Each entry shown below is to be reproduced exactly.

Input Start Marker

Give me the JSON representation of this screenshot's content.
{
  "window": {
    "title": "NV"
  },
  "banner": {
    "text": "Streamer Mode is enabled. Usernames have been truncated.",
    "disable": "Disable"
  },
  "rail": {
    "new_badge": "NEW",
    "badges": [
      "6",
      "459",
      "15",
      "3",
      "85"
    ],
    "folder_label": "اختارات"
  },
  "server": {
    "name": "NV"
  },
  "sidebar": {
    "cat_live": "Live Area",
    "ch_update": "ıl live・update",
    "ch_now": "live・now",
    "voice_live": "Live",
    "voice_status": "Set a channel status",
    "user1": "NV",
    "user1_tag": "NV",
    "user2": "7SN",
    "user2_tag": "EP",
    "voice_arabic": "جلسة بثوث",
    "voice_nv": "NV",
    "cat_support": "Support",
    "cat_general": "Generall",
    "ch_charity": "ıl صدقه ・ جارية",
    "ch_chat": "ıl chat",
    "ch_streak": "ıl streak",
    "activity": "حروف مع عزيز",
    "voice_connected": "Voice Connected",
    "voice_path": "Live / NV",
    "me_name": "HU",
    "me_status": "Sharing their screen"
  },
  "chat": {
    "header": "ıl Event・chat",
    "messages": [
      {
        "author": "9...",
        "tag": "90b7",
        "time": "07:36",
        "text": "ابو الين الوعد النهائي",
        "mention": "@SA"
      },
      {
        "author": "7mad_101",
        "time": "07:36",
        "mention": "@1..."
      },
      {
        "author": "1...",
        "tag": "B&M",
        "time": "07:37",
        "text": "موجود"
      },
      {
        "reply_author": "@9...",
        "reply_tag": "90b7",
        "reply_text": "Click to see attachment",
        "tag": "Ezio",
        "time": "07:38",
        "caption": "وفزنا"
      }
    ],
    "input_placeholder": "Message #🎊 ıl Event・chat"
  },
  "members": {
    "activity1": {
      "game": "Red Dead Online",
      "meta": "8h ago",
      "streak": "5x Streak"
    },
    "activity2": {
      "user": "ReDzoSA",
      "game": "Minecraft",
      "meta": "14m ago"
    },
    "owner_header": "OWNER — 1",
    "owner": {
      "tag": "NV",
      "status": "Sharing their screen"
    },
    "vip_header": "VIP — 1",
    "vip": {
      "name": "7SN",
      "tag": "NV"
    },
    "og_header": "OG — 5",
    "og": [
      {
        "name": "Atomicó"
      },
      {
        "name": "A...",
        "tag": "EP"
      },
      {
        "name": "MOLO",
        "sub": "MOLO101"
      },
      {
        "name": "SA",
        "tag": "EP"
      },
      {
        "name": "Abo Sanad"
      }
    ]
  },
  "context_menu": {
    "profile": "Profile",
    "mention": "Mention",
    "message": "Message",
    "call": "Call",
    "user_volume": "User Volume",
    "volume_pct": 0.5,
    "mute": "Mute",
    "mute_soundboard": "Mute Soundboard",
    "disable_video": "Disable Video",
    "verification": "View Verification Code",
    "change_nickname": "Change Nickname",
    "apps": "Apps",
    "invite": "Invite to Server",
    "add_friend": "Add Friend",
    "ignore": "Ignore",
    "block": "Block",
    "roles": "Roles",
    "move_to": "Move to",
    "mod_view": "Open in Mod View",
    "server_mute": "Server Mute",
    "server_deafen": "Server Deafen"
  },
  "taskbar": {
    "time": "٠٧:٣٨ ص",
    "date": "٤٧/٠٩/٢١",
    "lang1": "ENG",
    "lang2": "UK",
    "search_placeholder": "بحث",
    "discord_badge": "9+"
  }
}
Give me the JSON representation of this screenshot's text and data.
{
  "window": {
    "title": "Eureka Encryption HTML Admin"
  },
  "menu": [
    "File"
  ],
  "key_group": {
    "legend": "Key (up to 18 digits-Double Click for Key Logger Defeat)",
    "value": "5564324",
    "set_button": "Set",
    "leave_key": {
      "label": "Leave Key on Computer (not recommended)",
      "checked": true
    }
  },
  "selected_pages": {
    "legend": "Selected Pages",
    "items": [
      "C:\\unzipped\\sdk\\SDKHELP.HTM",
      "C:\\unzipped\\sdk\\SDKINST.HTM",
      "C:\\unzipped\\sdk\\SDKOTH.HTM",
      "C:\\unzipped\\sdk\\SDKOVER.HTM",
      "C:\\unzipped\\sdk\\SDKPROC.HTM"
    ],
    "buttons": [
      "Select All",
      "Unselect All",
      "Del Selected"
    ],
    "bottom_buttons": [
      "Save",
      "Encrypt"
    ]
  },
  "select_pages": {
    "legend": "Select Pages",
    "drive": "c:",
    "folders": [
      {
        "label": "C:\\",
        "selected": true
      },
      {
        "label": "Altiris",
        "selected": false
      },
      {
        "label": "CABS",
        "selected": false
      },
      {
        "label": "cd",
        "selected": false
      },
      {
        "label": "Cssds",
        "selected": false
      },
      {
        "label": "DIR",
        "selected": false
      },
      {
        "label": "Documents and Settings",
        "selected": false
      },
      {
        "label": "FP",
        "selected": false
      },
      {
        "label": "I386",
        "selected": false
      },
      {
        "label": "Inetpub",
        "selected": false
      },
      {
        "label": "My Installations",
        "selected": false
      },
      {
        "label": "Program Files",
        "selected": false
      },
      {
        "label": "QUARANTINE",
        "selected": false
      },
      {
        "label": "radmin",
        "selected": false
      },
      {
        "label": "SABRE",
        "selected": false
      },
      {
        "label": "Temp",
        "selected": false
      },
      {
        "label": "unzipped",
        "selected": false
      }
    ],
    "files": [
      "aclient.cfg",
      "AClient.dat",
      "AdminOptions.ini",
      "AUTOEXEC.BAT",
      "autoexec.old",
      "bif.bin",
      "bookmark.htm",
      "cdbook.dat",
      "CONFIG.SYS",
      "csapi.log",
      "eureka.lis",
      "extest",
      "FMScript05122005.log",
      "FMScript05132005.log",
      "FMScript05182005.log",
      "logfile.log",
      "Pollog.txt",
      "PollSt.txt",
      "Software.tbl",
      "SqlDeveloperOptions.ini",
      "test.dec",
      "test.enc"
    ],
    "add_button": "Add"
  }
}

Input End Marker

Finished task:
Give me the JSON representation of this screenshot's content.
{
  "window": {
    "title": "NV"
  },
  "banner": {
    "text": "Streamer Mode is enabled. Usernames have been truncated.",
    "disable": "Disable"
  },
  "rail": {
    "new_badge": "NEW",
    "badges": [
      "6",
      "459",
      "15",
      "3",
      "85"
    ],
    "folder_label": "اختارات"
  },
  "server": {
    "name": "NV"
  },
  "sidebar": {
    "cat_live": "Live Area",
    "ch_update": "ıl live・update",
    "ch_now": "live・now",
    "voice_live": "Live",
    "voice_status": "Set a channel status",
    "user1": "NV",
    "user1_tag": "NV",
    "user2": "7SN",
    "user2_tag": "EP",
    "voice_arabic": "جلسة بثوث",
    "voice_nv": "NV",
    "cat_support": "Support",
    "cat_general": "Generall",
    "ch_charity": "ıl صدقه ・ جارية",
    "ch_chat": "ıl chat",
    "ch_streak": "ıl streak",
    "activity": "حروف مع عزيز",
    "voice_connected": "Voice Connected",
    "voice_path": "Live / NV",
    "me_name": "HU",
    "me_status": "Sharing their screen"
  },
  "chat": {
    "header": "ıl Event・chat",
    "messages": [
      {
        "author": "9...",
        "tag": "90b7",
        "time": "07:36",
        "text": "ابو الين الوعد النهائي",
        "mention": "@SA"
      },
      {
        "author": "7mad_101",
        "time": "07:36",
        "mention": "@1..."
      },
      {
        "author": "1...",
        "tag": "B&M",
        "time": "07:37",
        "text": "موجود"
      },
      {
        "reply_author": "@9...",
        "reply_tag": "90b7",
        "reply_text": "Click to see attachment",
        "tag": "Ezio",
        "time": "07:38",
        "caption": "وفزنا"
      }
    ],
    "input_placeholder": "Message #🎊 ıl Event・chat"
  },
  "members": {
    "activity1": {
      "game": "Red Dead Online",
      "meta": "8h ago",
      "streak": "5x Streak"
    },
    "activity2": {
      "user": "ReDzoSA",
      "game": "Minecraft",
      "meta": "14m ago"
    },
    "owner_header": "OWNER — 1",
    "owner": {
      "tag": "NV",
      "status": "Sharing their screen"
    },
    "vip_header": "VIP — 1",
    "vip": {
      "name": "7SN",
      "tag": "NV"
    },
    "og_header": "OG — 5",
    "og": [
      {
        "name": "Atomicó"
      },
      {
        "name": "A...",
        "tag": "EP"
      },
      {
        "name": "MOLO",
        "sub": "MOLO101"
      },
      {
        "name": "SA",
        "tag": "EP"
      },
      {
        "name": "Abo Sanad"
      }
    ]
  },
  "context_menu": {
    "profile": "Profile",
    "mention": "Mention",
    "message": "Message",
    "call": "Call",
    "user_volume": "User Volume",
    "volume_pct": 0.5,
    "mute": "Mute",
    "mute_soundboard": "Mute Soundboard",
    "disable_video": "Disable Video",
    "verification": "View Verification Code",
    "change_nickname": "Change Nickname",
    "apps": "Apps",
    "invite": "Invite to Server",
    "add_friend": "Add Friend",
    "ignore": "Ignore",
    "block": "Block",
    "roles": "Roles",
    "move_to": "Move to",
    "mod_view": "Open in Mod View",
    "server_mute": "Server Mute",
    "server_deafen": "Server Deafen"
  },
  "taskbar": {
    "time": "٠٧:٣٨ ص",
    "date": "٤٧/٠٩/٢١",
    "lang1": "ENG",
    "lang2": "UK",
    "search_placeholder": "بحث",
    "discord_badge": "9+"
  }
}
Give me the JSON representation of this screenshot's text and data.
{
  "window": {
    "title": "Eureka Encryption HTML Admin"
  },
  "menu": [
    "File"
  ],
  "key_group": {
    "legend": "Key (up to 18 digits-Double Click for Key Logger Defeat)",
    "value": "5564324",
    "set_button": "Set",
    "leave_key": {
      "label": "Leave Key on Computer (not recommended)",
      "checked": true
    }
  },
  "selected_pages": {
    "legend": "Selected Pages",
    "items": [
      "C:\\unzipped\\sdk\\SDKHELP.HTM",
      "C:\\unzipped\\sdk\\SDKINST.HTM",
      "C:\\unzipped\\sdk\\SDKOTH.HTM",
      "C:\\unzipped\\sdk\\SDKOVER.HTM",
      "C:\\unzipped\\sdk\\SDKPROC.HTM"
    ],
    "buttons": [
      "Select All",
      "Unselect All",
      "Del Selected"
    ],
    "bottom_buttons": [
      "Save",
      "Encrypt"
    ]
  },
  "select_pages": {
    "legend": "Select Pages",
    "drive": "c:",
    "folders": [
      {
        "label": "C:\\",
        "selected": true
      },
      {
        "label": "Altiris",
        "selected": false
      },
      {
        "label": "CABS",
        "selected": false
      },
      {
        "label": "cd",
        "selected": false
      },
      {
        "label": "Cssds",
        "selected": false
      },
      {
        "label": "DIR",
        "selected": false
      },
      {
        "label": "Documents and Settings",
        "selected": false
      },
      {
        "label": "FP",
        "selected": false
      },
      {
        "label": "I386",
        "selected": false
      },
      {
        "label": "Inetpub",
        "selected": false
      },
      {
        "label": "My Installations",
        "selected": false
      },
      {
        "label": "Program Files",
        "selected": false
      },
      {
        "label": "QUARANTINE",
        "selected": false
      },
      {
        "label": "radmin",
        "selected": false
      },
      {
        "label": "SABRE",
        "selected": false
      },
      {
        "label": "Temp",
        "selected": false
      },
      {
        "label": "unzipped",
        "selected": false
      }
    ],
    "files": [
      "aclient.cfg",
      "AClient.dat",
      "AdminOptions.ini",
      "AUTOEXEC.BAT",
      "autoexec.old",
      "bif.bin",
      "bookmark.htm",
      "cdbook.dat",
      "CONFIG.SYS",
      "csapi.log",
      "eureka.lis",
      "extest",
      "FMScript05122005.log",
      "FMScript05132005.log",
      "FMScript05182005.log",
      "logfile.log",
      "Pollog.txt",
      "PollSt.txt",
      "Software.tbl",
      "SqlDeveloperOptions.ini",
      "test.dec",
      "test.enc"
    ],
    "add_button": "Add"
  }
}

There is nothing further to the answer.